Rotation in the Pleiades with K2. I. Data and First Results

November 2016 • 2016AJ....152..113R

Authors • Rebull, L. M. • Stauffer, J. R. • Bouvier, J. • Cody, A. M. • Hillenbrand, L. A. • Soderblom, D. R. • Valenti, J. • Barrado, D. • Bouy, H. • Ciardi, D. • Pinsonneault, M. • Stassun, K. • Micela, G. • Aigrain, S. • Vrba, F. • Somers, G. • Christiansen, J. • Gillen, E. • Collier Cameron, A.

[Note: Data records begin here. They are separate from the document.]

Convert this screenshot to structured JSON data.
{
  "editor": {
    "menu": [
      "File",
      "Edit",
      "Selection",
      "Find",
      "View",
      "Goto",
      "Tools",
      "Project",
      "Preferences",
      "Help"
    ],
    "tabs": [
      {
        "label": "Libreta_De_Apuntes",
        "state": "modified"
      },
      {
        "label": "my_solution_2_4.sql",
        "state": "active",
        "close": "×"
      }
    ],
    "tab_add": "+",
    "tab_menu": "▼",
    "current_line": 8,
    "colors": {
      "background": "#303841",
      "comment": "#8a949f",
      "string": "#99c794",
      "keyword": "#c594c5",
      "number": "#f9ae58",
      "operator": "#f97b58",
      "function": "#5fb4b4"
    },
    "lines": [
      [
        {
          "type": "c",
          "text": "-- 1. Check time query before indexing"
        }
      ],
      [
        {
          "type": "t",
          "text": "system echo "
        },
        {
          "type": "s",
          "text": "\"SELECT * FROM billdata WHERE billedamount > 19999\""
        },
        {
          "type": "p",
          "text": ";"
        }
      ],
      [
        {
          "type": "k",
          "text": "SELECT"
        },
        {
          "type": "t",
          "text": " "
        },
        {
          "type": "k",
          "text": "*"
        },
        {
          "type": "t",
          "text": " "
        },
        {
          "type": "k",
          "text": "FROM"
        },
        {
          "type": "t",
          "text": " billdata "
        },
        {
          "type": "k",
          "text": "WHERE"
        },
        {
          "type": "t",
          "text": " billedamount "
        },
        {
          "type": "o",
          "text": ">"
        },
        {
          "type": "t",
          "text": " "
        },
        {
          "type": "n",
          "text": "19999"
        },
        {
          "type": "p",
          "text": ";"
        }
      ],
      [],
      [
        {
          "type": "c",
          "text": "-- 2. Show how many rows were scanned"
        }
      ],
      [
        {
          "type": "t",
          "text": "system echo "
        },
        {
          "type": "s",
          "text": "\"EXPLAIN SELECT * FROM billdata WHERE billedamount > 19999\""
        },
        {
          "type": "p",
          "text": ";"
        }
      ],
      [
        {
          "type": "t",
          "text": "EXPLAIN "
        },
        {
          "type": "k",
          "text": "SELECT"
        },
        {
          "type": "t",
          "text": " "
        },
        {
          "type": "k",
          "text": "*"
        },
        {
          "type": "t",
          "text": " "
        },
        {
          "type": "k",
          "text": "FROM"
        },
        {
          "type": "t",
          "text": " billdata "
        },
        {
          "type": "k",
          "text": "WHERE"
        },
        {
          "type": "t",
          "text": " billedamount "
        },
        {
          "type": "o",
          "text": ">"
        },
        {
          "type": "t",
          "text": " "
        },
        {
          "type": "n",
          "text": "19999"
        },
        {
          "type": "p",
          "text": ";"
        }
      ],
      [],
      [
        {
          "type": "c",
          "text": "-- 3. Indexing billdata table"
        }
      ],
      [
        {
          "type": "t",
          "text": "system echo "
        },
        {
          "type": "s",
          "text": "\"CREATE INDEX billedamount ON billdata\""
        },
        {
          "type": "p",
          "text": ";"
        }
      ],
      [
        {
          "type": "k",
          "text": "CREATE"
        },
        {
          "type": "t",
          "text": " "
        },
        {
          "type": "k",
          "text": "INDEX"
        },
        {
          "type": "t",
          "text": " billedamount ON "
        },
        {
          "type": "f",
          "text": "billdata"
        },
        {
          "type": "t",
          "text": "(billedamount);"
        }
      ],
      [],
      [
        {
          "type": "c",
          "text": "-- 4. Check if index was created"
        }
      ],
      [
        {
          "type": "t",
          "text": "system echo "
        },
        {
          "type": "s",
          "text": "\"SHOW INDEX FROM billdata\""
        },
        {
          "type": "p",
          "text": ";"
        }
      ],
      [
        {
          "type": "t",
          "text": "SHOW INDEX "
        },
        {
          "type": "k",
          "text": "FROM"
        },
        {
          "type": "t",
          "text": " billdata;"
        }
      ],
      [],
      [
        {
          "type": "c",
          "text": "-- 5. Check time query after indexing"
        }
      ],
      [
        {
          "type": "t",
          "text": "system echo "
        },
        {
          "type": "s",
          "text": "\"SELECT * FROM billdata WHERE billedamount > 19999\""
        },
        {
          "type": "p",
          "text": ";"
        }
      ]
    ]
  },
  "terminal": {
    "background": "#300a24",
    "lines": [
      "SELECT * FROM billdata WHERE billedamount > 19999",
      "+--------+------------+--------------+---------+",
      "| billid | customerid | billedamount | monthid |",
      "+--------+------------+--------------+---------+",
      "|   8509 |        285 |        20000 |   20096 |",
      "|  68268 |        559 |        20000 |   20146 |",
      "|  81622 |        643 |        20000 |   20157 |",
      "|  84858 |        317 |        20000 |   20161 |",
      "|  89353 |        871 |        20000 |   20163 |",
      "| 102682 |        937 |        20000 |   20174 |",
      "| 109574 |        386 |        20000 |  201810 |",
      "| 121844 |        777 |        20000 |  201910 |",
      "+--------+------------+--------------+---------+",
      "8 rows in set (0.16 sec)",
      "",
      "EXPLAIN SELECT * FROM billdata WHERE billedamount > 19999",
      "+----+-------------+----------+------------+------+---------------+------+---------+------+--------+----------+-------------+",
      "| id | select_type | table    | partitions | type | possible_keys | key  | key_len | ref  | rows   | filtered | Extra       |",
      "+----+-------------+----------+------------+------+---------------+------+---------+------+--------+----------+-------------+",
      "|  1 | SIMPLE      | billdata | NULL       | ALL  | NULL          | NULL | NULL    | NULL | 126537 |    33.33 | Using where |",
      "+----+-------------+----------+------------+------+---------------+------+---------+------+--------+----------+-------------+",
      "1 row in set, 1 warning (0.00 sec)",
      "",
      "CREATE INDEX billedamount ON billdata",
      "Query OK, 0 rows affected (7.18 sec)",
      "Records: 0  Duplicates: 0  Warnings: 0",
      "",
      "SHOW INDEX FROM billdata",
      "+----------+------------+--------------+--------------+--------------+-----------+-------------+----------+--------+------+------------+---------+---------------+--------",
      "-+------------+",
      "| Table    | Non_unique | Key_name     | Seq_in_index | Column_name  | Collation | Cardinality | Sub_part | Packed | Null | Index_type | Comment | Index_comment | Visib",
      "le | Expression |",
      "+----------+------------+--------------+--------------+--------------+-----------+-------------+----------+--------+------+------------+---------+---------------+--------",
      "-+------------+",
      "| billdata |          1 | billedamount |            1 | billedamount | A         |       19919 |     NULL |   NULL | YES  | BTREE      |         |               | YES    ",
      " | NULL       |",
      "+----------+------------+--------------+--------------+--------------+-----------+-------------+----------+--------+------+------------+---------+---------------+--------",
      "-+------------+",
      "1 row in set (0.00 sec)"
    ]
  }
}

Abstract • Young (125 Myr), populous (>1000 members), and relatively nearby, the Pleiades has provided an anchor for stellar angular momentum models for both younger and older stars. We used K2 to explore the distribution of rotation periods in the Pleiades. With more than 500 new periods for Pleiades members, we are vastly expanding the number of Pleiades with periods, particularly at the low-mass end. About 92% of the members in our sample have at least one measured spot-modulated rotation period. For the ∼8% of the members without periods, non-astrophysical effects often dominate (saturation, etc.), such that periodic signals might have been detectable, all other things being equal. We now have an unusually complete view of the rotation distribution in the Pleiades. The relationship between P and {(V-{K}{{s}})}0 follows the overall trends found in other Pleiades studies. There is a slowly rotating sequence for 1.1 ≲ {(V-{K}{{s}})}0 ≲ 3.7 and a primarily rapidly rotating population for {(V-{K}{{s}})}0 ≳ 5.0. There is a region in which there seems to be a disorganized relationship between P and {(V-{K}{{s}})}0 for 3.7 ≲ {(V-{K}{{s}})}0 ≲ 5.0. Paper II continues the discussion, focusing on multiperiod structures, and Paper III speculates about the origin and evolution of the period distribution in the Pleiades.


IPAC Authors


Jessie Christiansen

Associate Scientist


David Ciardi

Senior Scientist


Luisa Rebull

Senior Research Scientist